When I was little, I thought about Narcissus and tried to look at my reflection in the river. For those of you who might wonder why a little kid is thinking about Narcissus, you can see last week’s post about “book” which only touched on the edges of my parents’ eclectic library. Dad liked Greek myths for the action. Admittedly, Narcissus had very little action since he just looked at himself in a pool of water until he died, but the story interested me because I doubted the premise. I didn’t think a pool of water would reflect like a mirror, and the endlessly rippling water of my river proved me right. I tried looking in a pond, but that didn’t work any better. I made a pool of water by diverting some river water and waiting for the mud to settle. A water bug crawled across my murky, distorted reflection.
Okay, I was a very bored child, but I had endless sources of activities in the woods, and nobody was watching me looking at my reflection. Besides, river, pond, and puddle making only took a couple hours. I had the rest of the day to scour the woods for something else to reflect my image. Here’s the thing – there isn’t a natural mirror except other people’s eyes, and that’s a tiny reflection. Narcissism isn’t possible without chemistry and a furnace, and my interest in Narcissus just wasn’t strong enough for me to learn how to melt glass, mine silver, or whatever else it would take to make a mirror.
Besides, even if I could’ve made a mirror, a mirror doesn’t really show us as we appear to others. Our view of ourselves is necessarily skewed by what we focus on in the mirror or by how we see ourselves reflected in the faces of other people. I have been hit on when I looked my absolute worst. I haven’t been hit on when I’ve looked my absolute best. Okay, I’m getting too old to be hit on much at all anymore, but I remember such things, and the whole dynamic is terribly confusing, made more confusing by other people’s comments and a gigantic cosmetic/fashion industry designed to make us all feel insecure.
When I was in college, a friend remarked that I have big ears. Huh? Since we were studying anatomy, I had reference to know how big ears are supposed to be, and mine were exactly average in proportion to my head. My friend is a significantly smaller person, with smaller ears to go with her smaller head – but that has very little bearing on why she’d remark on my ears in the first place. Maybe she felt insecure about her own ears? Maybe she had earlobe envy? Maybe she thought I needed knocked down a peg to lift herself up? Whatever her reasons, my ears had nothing to do with her issues, and if I didn’t have proof that my ears were normal I might’ve developed insecurities about them. Pick a body part and multiply by a million tactless comments or stray looks or defective mirrors.

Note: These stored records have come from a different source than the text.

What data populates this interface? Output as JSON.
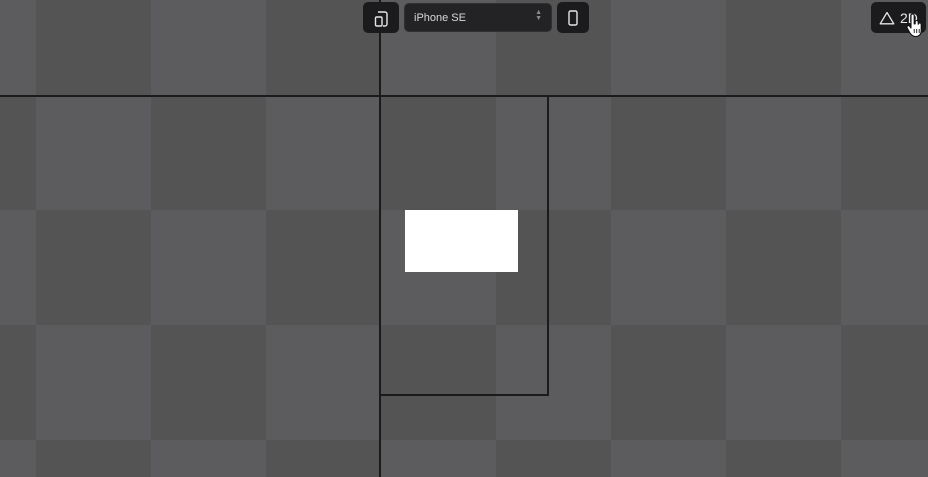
{
  "toolbar": {
    "device_select": {
      "value": "iPhone SE"
    },
    "mode_toggle": {
      "label": "2D"
    }
  },
  "icons": {
    "rotate": "rotate-device-icon",
    "orientation": "portrait-phone-icon",
    "mode": "triangle-icon",
    "caret": "updown-caret-icon",
    "cursor": "hand-pointer-icon"
  },
  "colors": {
    "canvas_light": "#5c5b5e",
    "canvas_dark": "#545454",
    "toolbar_bg": "#1b1b1d",
    "guide_line": "#1b1b1d",
    "content_block": "#ffffff"
  }
}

Remember, there isn’t a natural mirror. I don’t think we’re supposed to spend our lives looking at ourselves and picking apart our flaws or falling in love with our faces like Narcissus. The wicked queen in Sleeping Beauty wasn’t beautiful inside and made herself miserable waiting for her beauty to be usurped by someone younger. Let’s face it. We all get old and die. There’s always someone younger and more beautiful. The best we can do is make sure we put laugh lines on our faces instead of frowns.